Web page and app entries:
Segment Open

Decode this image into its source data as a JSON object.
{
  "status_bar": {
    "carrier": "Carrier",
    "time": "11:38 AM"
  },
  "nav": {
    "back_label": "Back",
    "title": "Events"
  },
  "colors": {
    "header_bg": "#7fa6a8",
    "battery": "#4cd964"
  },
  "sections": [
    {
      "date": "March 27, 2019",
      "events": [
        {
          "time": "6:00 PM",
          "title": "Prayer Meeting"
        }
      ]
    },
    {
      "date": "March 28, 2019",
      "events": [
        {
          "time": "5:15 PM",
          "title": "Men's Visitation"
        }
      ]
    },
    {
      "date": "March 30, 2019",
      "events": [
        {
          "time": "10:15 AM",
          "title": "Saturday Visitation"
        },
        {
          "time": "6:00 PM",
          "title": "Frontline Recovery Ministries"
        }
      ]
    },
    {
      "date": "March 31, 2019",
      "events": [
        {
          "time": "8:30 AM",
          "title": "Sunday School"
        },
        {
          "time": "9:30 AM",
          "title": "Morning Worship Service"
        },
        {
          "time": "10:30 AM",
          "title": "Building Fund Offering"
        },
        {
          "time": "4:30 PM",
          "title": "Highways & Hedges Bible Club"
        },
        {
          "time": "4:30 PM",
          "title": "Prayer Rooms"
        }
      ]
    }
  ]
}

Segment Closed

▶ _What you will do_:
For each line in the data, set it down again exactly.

▶ _Written solution_:
Decode this image into its source data as a JSON object.
{
  "status_bar": {
    "carrier": "Carrier",
    "time": "11:38 AM"
  },
  "nav": {
    "back_label": "Back",
    "title": "Events"
  },
  "colors": {
    "header_bg": "#7fa6a8",
    "battery": "#4cd964"
  },
  "sections": [
    {
      "date": "March 27, 2019",
      "events": [
        {
          "time": "6:00 PM",
          "title": "Prayer Meeting"
        }
      ]
    },
    {
      "date": "March 28, 2019",
      "events": [
        {
          "time": "5:15 PM",
          "title": "Men's Visitation"
        }
      ]
    },
    {
      "date": "March 30, 2019",
      "events": [
        {
          "time": "10:15 AM",
          "title": "Saturday Visitation"
        },
        {
          "time": "6:00 PM",
          "title": "Frontline Recovery Ministries"
        }
      ]
    },
    {
      "date": "March 31, 2019",
      "events": [
        {
          "time": "8:30 AM",
          "title": "Sunday School"
        },
        {
          "time": "9:30 AM",
          "title": "Morning Worship Service"
        },
        {
          "time": "10:30 AM",
          "title": "Building Fund Offering"
        },
        {
          "time": "4:30 PM",
          "title": "Highways & Hedges Bible Club"
        },
        {
          "time": "4:30 PM",
          "title": "Prayer Rooms"
        }
      ]
    }
  ]
}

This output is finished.